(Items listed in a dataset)

━━━━━━━━━━━━━━━━━━━━

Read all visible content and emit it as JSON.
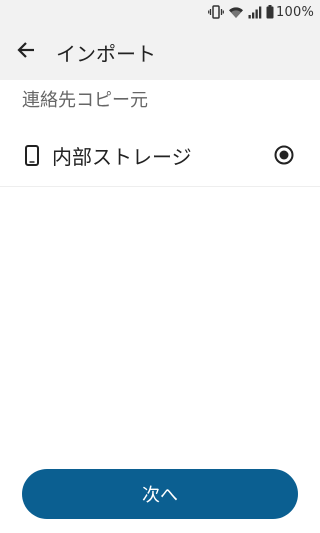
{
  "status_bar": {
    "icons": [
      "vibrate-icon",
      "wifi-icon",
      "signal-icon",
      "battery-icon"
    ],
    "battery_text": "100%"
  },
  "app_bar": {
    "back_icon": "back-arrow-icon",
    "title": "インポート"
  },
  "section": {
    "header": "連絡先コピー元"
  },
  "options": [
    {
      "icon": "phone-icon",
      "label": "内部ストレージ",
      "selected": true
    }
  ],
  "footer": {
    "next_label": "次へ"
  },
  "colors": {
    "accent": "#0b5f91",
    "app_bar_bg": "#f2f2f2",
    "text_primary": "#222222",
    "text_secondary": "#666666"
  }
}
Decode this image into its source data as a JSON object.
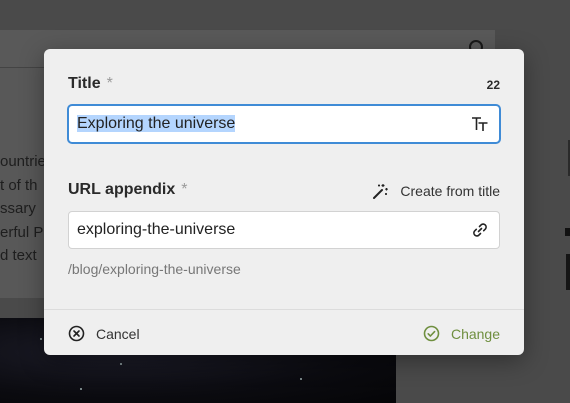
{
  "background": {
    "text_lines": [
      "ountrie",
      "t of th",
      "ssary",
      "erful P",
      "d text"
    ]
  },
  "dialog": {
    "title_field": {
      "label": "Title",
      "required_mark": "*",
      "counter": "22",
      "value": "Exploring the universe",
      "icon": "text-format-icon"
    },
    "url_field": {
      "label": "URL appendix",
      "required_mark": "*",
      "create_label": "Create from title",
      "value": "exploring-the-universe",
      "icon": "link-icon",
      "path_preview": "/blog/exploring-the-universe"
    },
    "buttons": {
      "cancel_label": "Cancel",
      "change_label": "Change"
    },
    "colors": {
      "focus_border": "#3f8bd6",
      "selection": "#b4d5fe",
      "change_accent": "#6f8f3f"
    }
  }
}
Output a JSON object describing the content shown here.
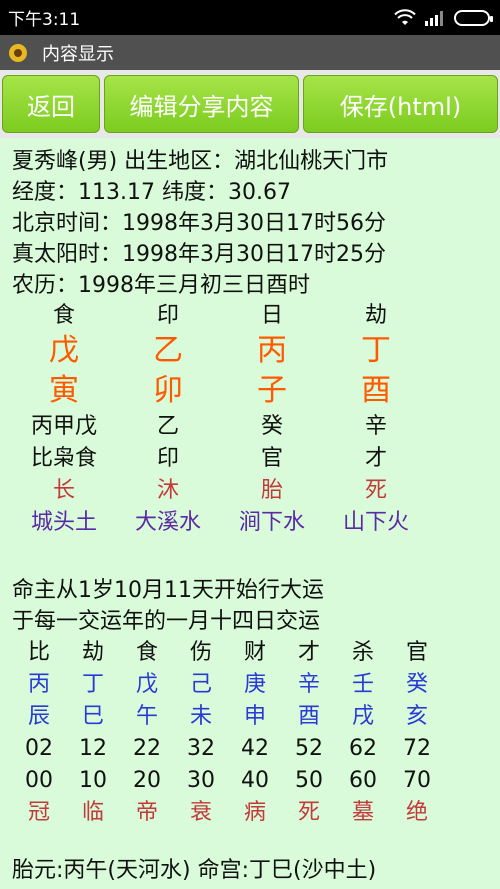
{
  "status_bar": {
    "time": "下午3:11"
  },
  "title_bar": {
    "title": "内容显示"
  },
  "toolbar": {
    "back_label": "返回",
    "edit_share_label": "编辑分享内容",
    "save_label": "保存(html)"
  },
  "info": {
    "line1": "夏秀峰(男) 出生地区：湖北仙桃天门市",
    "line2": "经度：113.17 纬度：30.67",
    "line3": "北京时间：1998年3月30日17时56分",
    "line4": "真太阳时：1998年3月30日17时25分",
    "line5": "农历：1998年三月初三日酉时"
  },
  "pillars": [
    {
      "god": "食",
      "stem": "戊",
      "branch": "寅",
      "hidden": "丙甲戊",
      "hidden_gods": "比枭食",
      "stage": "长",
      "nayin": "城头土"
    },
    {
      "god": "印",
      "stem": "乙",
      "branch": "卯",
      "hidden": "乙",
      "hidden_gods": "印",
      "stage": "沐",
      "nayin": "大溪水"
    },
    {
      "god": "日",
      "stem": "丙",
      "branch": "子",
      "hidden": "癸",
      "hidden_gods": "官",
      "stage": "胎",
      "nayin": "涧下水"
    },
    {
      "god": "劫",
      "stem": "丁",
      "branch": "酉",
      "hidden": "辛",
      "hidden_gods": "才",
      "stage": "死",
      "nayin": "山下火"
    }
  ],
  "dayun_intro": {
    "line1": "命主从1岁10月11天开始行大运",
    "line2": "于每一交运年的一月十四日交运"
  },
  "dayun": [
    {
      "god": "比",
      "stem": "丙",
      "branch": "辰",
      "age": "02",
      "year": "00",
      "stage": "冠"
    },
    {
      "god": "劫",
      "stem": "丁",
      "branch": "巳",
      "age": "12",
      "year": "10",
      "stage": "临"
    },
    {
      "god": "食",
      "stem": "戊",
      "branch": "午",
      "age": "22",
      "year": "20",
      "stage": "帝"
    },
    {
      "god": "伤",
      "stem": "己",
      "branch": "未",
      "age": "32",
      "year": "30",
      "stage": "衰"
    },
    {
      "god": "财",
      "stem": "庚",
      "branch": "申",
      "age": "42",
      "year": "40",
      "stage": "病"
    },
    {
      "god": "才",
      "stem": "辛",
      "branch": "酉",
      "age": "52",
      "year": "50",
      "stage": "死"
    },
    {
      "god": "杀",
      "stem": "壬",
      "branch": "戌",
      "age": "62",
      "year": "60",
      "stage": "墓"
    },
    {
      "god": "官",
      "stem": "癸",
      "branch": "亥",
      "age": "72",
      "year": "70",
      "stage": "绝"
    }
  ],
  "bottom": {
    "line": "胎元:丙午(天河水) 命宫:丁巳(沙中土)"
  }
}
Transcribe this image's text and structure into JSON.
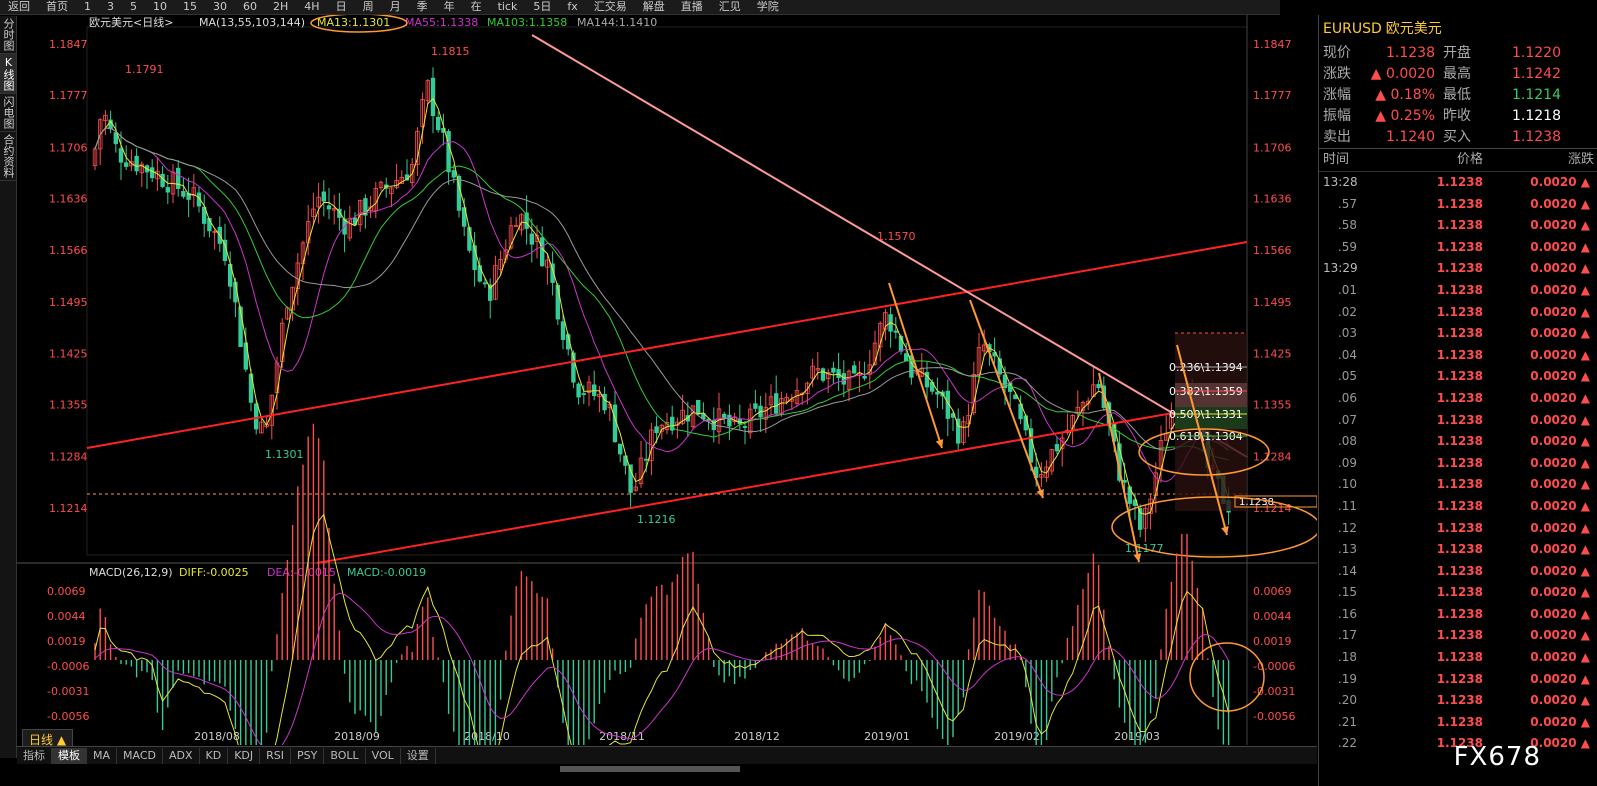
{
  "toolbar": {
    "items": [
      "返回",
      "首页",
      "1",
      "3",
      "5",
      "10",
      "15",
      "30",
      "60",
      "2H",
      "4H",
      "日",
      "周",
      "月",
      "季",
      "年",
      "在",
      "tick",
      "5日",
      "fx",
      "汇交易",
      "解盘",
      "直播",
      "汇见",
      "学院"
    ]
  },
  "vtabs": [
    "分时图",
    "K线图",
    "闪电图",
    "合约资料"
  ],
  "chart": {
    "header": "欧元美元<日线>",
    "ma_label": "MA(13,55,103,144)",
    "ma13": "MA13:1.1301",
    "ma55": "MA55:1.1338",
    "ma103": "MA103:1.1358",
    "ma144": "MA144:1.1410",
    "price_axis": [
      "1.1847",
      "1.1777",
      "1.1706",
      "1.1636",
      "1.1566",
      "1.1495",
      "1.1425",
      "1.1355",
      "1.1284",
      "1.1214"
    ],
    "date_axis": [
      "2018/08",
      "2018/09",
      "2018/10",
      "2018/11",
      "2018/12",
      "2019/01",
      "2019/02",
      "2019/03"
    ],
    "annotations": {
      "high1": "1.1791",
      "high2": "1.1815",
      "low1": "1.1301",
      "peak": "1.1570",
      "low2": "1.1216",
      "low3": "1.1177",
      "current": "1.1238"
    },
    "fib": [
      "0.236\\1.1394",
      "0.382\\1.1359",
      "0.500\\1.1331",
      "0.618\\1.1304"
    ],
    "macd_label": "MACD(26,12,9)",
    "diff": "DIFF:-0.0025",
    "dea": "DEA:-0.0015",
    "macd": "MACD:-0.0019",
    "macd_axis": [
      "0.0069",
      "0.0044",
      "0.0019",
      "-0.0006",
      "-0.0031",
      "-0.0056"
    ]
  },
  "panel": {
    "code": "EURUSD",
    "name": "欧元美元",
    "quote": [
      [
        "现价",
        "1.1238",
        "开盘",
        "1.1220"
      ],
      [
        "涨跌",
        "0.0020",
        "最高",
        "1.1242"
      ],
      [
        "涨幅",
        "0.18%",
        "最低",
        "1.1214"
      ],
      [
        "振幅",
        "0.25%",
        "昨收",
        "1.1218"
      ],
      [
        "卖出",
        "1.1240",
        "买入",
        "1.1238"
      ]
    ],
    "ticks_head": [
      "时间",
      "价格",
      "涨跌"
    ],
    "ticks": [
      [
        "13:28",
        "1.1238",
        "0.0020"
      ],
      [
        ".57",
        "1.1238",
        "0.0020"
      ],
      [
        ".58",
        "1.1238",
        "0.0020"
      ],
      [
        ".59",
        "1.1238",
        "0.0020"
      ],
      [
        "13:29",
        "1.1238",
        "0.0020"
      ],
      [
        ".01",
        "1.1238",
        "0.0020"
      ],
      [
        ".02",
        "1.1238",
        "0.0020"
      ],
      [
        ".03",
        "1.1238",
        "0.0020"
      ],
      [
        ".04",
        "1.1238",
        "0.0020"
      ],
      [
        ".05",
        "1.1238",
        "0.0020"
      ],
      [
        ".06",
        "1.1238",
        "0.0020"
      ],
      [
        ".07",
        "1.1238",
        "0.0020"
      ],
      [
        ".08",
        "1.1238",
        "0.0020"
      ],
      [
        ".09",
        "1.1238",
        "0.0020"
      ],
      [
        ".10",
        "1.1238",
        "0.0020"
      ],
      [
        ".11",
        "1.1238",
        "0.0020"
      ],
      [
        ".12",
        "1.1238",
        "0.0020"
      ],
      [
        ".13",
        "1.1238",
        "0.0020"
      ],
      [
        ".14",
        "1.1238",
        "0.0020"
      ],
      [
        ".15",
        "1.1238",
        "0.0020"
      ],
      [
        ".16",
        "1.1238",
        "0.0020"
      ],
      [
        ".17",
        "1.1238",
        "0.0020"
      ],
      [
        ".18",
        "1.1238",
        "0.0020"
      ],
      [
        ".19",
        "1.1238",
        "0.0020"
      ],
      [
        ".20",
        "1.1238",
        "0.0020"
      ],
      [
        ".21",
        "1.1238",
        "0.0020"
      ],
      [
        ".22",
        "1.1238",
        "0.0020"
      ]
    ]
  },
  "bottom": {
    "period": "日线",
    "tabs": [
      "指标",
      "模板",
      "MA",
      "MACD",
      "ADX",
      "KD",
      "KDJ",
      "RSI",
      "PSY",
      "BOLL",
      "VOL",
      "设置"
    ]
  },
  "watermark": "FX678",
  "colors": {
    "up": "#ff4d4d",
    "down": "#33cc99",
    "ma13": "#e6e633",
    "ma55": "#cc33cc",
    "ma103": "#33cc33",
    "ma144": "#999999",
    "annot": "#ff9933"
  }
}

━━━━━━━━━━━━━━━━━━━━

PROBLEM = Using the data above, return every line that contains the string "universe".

RESULT =
      "value": "Exploring the universe",
      "value": "exploring-the-universe",
      "path_preview": "/blog/exploring-the-universe"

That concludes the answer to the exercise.